» **Work to be completed**
From the line containing "Extract the structured" down to the last line of the data, output each line word for word and include nothing else.

» **Dataset rows for apps and sites**
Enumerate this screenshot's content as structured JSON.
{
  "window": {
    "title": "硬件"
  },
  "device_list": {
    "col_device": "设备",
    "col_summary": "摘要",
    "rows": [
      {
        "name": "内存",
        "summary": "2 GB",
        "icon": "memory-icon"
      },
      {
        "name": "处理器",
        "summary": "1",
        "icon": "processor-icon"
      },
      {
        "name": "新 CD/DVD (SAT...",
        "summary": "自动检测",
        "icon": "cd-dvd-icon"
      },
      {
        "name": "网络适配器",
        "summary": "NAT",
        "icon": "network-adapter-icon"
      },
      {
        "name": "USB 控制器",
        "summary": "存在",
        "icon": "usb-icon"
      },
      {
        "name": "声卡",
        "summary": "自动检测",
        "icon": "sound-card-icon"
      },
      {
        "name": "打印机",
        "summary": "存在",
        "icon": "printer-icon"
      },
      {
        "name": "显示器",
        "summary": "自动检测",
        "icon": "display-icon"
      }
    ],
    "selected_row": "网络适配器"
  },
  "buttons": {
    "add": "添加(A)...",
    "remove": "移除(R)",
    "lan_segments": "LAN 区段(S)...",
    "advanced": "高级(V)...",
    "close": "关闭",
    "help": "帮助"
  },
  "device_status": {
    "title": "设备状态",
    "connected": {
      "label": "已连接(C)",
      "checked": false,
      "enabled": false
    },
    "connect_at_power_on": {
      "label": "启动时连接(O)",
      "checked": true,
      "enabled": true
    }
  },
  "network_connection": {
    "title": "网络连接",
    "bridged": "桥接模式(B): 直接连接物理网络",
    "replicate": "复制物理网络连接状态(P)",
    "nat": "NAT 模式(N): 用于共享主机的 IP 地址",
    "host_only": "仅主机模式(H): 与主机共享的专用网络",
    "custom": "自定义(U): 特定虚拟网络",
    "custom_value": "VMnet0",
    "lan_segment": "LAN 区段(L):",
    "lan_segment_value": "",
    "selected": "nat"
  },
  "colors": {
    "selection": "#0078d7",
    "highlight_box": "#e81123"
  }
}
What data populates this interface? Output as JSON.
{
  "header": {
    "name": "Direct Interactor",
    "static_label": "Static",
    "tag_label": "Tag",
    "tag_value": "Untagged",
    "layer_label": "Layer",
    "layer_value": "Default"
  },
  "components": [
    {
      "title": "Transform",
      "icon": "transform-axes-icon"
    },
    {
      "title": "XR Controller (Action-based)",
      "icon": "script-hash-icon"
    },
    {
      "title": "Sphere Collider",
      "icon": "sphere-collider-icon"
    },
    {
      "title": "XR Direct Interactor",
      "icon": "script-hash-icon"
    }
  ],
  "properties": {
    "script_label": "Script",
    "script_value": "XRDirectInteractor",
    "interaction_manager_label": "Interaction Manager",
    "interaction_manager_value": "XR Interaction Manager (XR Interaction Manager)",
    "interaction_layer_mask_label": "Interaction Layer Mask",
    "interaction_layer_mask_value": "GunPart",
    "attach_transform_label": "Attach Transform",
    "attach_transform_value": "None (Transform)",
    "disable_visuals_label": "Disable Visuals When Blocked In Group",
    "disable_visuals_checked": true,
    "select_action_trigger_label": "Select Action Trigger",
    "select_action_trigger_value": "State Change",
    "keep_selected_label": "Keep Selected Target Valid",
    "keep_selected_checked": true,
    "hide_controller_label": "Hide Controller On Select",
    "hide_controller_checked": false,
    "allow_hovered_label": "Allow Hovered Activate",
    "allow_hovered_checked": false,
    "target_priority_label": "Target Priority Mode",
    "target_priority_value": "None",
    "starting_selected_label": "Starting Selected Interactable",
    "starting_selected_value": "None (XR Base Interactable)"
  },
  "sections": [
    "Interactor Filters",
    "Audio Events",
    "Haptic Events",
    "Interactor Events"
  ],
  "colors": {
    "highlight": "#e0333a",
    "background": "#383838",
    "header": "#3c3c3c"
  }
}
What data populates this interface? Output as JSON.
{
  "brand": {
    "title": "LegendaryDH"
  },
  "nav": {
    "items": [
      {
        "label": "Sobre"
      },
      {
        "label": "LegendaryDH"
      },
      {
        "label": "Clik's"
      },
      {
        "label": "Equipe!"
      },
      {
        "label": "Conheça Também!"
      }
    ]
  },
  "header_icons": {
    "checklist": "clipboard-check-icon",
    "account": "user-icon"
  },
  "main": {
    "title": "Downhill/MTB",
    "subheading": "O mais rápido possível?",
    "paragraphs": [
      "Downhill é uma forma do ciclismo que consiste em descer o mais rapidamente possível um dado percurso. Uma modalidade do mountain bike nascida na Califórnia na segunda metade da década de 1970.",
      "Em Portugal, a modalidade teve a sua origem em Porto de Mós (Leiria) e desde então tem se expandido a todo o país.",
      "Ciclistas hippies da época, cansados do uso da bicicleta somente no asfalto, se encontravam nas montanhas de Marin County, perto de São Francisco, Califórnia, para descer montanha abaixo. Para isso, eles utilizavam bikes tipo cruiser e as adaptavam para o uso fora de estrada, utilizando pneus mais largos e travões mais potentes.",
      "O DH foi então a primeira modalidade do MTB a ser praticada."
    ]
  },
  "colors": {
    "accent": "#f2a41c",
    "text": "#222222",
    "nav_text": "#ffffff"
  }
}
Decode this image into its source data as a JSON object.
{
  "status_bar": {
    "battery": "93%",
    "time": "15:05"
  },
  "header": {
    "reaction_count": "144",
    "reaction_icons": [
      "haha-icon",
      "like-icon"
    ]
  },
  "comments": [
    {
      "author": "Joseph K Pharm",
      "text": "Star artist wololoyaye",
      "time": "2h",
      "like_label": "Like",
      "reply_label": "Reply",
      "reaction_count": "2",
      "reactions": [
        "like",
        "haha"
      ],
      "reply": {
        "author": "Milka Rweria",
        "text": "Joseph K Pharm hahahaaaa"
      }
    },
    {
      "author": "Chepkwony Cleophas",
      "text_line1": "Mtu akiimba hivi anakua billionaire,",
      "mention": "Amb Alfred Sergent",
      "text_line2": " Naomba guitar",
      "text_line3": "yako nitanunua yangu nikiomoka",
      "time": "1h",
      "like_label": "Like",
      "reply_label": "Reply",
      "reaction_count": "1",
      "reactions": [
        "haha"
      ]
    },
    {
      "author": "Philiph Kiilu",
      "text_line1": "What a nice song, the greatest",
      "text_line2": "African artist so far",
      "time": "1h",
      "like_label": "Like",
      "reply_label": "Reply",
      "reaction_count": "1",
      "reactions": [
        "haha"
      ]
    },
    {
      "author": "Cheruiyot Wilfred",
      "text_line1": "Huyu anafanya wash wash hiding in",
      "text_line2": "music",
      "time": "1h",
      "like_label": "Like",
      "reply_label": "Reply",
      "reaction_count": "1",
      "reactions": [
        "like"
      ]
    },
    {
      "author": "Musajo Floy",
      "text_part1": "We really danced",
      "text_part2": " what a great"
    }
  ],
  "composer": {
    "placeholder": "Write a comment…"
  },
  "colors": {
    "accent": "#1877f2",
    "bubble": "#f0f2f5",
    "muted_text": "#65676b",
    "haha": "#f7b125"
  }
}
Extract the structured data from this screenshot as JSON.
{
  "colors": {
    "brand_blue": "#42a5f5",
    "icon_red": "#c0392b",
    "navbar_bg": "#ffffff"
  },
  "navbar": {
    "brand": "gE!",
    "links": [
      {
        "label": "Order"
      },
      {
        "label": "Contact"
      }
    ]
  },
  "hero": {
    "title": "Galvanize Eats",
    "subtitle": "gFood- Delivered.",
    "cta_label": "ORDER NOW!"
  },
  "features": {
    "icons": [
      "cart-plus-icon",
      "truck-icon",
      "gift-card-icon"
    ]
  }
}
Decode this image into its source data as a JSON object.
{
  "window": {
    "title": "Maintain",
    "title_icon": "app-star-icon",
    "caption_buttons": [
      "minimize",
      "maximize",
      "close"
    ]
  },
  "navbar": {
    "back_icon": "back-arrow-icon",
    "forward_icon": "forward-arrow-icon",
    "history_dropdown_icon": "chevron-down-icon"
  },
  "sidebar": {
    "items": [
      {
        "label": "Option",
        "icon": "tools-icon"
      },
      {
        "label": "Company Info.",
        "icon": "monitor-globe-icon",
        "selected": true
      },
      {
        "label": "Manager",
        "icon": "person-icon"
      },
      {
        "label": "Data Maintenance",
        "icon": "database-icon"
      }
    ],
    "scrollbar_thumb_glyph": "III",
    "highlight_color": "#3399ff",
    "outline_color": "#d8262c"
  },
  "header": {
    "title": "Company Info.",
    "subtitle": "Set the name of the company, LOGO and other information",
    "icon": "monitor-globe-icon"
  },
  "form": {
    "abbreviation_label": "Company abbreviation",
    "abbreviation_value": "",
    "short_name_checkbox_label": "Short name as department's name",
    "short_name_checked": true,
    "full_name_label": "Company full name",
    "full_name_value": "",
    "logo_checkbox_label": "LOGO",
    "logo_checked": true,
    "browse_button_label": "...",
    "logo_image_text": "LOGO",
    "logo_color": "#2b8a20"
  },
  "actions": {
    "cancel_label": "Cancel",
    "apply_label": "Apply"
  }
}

» **Solution to the exercise**
Extract the structured data from this screenshot as JSON.
{
  "colors": {
    "brand_blue": "#42a5f5",
    "icon_red": "#c0392b",
    "navbar_bg": "#ffffff"
  },
  "navbar": {
    "brand": "gE!",
    "links": [
      {
        "label": "Order"
      },
      {
        "label": "Contact"
      }
    ]
  },
  "hero": {
    "title": "Galvanize Eats",
    "subtitle": "gFood- Delivered.",
    "cta_label": "ORDER NOW!"
  },
  "features": {
    "icons": [
      "cart-plus-icon",
      "truck-icon",
      "gift-card-icon"
    ]
  }
}
Decode this image into its source data as a JSON object.
{
  "window": {
    "title": "Maintain",
    "title_icon": "app-star-icon",
    "caption_buttons": [
      "minimize",
      "maximize",
      "close"
    ]
  },
  "navbar": {
    "back_icon": "back-arrow-icon",
    "forward_icon": "forward-arrow-icon",
    "history_dropdown_icon": "chevron-down-icon"
  },
  "sidebar": {
    "items": [
      {
        "label": "Option",
        "icon": "tools-icon"
      },
      {
        "label": "Company Info.",
        "icon": "monitor-globe-icon",
        "selected": true
      },
      {
        "label": "Manager",
        "icon": "person-icon"
      },
      {
        "label": "Data Maintenance",
        "icon": "database-icon"
      }
    ],
    "scrollbar_thumb_glyph": "III",
    "highlight_color": "#3399ff",
    "outline_color": "#d8262c"
  },
  "header": {
    "title": "Company Info.",
    "subtitle": "Set the name of the company, LOGO and other information",
    "icon": "monitor-globe-icon"
  },
  "form": {
    "abbreviation_label": "Company abbreviation",
    "abbreviation_value": "",
    "short_name_checkbox_label": "Short name as department's name",
    "short_name_checked": true,
    "full_name_label": "Company full name",
    "full_name_value": "",
    "logo_checkbox_label": "LOGO",
    "logo_checked": true,
    "browse_button_label": "...",
    "logo_image_text": "LOGO",
    "logo_color": "#2b8a20"
  },
  "actions": {
    "cancel_label": "Cancel",
    "apply_label": "Apply"
  }
}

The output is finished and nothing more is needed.